What you have to do: State how many lines of the entries hold the string "image". Reply with the number alone.

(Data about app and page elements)
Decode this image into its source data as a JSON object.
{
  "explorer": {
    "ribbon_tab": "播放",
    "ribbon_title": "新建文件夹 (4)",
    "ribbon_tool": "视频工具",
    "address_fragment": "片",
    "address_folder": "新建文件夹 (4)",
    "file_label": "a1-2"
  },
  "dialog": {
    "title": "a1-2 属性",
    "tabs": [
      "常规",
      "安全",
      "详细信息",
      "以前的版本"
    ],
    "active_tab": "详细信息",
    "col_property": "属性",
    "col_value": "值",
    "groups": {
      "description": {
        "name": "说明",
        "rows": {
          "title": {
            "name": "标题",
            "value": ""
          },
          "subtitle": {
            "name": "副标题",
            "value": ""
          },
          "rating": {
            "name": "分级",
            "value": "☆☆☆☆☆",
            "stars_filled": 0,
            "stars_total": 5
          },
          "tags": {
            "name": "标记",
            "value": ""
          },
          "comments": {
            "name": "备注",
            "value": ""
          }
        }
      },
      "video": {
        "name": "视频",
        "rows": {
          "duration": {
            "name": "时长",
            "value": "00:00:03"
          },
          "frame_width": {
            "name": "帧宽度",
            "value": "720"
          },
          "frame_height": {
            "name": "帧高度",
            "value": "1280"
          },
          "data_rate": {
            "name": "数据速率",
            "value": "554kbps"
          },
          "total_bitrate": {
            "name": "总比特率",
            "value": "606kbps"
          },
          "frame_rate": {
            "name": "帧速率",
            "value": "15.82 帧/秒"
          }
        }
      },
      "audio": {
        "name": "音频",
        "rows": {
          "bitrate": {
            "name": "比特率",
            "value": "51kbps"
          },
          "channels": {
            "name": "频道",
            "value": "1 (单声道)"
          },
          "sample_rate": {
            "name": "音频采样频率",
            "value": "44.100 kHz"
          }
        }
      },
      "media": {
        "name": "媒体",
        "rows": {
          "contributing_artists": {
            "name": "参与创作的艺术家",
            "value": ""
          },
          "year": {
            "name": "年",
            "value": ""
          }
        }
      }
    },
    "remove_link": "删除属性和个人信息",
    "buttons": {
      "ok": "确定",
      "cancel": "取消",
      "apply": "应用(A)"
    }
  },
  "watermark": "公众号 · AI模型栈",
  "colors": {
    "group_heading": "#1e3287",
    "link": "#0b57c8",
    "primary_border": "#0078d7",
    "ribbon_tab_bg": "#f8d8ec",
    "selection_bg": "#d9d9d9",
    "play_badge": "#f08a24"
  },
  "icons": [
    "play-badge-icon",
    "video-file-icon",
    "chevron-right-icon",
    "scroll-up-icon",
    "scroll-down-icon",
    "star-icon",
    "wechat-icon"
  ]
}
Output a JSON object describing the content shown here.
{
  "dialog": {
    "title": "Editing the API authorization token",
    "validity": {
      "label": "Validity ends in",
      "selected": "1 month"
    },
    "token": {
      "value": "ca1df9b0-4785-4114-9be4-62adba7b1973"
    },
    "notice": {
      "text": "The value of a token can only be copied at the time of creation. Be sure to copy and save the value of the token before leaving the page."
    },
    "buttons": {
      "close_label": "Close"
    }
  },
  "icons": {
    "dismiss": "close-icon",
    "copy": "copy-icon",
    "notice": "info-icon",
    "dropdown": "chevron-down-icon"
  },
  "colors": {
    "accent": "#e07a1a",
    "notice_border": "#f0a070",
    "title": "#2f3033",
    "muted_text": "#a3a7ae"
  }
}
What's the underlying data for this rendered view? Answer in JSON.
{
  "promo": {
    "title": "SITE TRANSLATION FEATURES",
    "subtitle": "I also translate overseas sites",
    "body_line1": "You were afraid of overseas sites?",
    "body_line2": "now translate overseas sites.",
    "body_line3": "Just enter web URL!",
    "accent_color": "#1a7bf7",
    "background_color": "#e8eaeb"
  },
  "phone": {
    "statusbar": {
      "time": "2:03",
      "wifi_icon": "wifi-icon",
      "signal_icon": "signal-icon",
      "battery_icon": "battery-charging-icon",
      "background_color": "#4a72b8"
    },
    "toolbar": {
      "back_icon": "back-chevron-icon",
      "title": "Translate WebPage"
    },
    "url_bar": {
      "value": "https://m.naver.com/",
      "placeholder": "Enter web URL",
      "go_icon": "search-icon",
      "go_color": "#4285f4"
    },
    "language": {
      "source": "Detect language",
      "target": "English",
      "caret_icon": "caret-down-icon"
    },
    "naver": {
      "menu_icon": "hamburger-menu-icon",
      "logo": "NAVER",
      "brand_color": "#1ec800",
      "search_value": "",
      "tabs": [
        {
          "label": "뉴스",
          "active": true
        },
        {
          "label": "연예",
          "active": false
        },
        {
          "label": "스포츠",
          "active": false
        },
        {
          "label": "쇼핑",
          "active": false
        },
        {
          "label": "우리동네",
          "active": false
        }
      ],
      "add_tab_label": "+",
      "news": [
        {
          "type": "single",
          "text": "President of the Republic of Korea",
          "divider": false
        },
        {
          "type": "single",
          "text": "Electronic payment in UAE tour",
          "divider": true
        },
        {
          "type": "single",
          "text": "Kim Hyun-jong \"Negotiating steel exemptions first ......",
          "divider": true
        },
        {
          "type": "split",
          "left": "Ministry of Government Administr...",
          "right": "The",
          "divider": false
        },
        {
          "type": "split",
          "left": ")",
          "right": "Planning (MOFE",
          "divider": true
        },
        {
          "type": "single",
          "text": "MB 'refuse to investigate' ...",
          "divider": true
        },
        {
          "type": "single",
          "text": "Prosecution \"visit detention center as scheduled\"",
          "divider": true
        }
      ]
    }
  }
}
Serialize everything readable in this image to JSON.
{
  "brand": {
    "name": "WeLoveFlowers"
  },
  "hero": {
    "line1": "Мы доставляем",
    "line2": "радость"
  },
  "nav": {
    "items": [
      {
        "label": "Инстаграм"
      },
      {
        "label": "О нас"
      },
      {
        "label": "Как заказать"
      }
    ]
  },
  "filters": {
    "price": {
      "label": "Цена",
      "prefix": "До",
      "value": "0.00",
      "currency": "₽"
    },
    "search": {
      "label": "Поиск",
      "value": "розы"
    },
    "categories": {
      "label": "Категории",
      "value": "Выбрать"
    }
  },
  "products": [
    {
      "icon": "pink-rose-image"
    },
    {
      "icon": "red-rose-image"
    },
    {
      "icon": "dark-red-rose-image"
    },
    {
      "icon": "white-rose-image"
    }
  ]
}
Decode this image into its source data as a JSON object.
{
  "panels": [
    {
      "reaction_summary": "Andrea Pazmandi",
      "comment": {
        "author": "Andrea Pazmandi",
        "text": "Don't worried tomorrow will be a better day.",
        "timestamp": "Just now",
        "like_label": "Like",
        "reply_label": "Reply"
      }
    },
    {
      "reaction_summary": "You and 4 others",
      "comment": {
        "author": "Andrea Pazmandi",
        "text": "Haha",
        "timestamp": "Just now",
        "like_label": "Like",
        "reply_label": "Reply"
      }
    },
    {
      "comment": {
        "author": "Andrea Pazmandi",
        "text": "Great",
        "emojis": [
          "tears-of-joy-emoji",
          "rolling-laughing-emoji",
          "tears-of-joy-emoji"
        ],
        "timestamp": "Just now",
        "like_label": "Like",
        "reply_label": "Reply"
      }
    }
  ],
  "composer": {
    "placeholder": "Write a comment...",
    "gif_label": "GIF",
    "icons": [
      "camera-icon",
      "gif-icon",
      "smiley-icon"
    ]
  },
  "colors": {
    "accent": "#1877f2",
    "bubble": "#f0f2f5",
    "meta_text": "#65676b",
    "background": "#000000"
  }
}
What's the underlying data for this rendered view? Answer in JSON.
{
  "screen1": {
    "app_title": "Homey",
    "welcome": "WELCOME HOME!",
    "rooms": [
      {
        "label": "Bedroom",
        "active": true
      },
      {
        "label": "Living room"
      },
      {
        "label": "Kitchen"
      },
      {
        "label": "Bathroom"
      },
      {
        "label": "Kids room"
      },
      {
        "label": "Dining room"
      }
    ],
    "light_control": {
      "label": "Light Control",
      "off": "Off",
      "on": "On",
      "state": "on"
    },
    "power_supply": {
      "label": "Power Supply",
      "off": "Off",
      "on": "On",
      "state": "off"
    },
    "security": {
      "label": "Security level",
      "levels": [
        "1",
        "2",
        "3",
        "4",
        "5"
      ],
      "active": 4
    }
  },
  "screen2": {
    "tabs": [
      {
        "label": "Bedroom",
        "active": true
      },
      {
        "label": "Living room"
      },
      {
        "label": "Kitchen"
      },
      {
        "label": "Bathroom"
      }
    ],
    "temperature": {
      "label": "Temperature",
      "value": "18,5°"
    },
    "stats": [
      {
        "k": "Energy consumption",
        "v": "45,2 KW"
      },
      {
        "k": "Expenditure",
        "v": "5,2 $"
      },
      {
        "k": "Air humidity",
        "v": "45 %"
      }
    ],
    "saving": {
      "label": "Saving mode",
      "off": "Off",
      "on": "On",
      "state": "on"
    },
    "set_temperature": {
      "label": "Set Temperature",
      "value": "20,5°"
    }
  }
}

The completed task: 7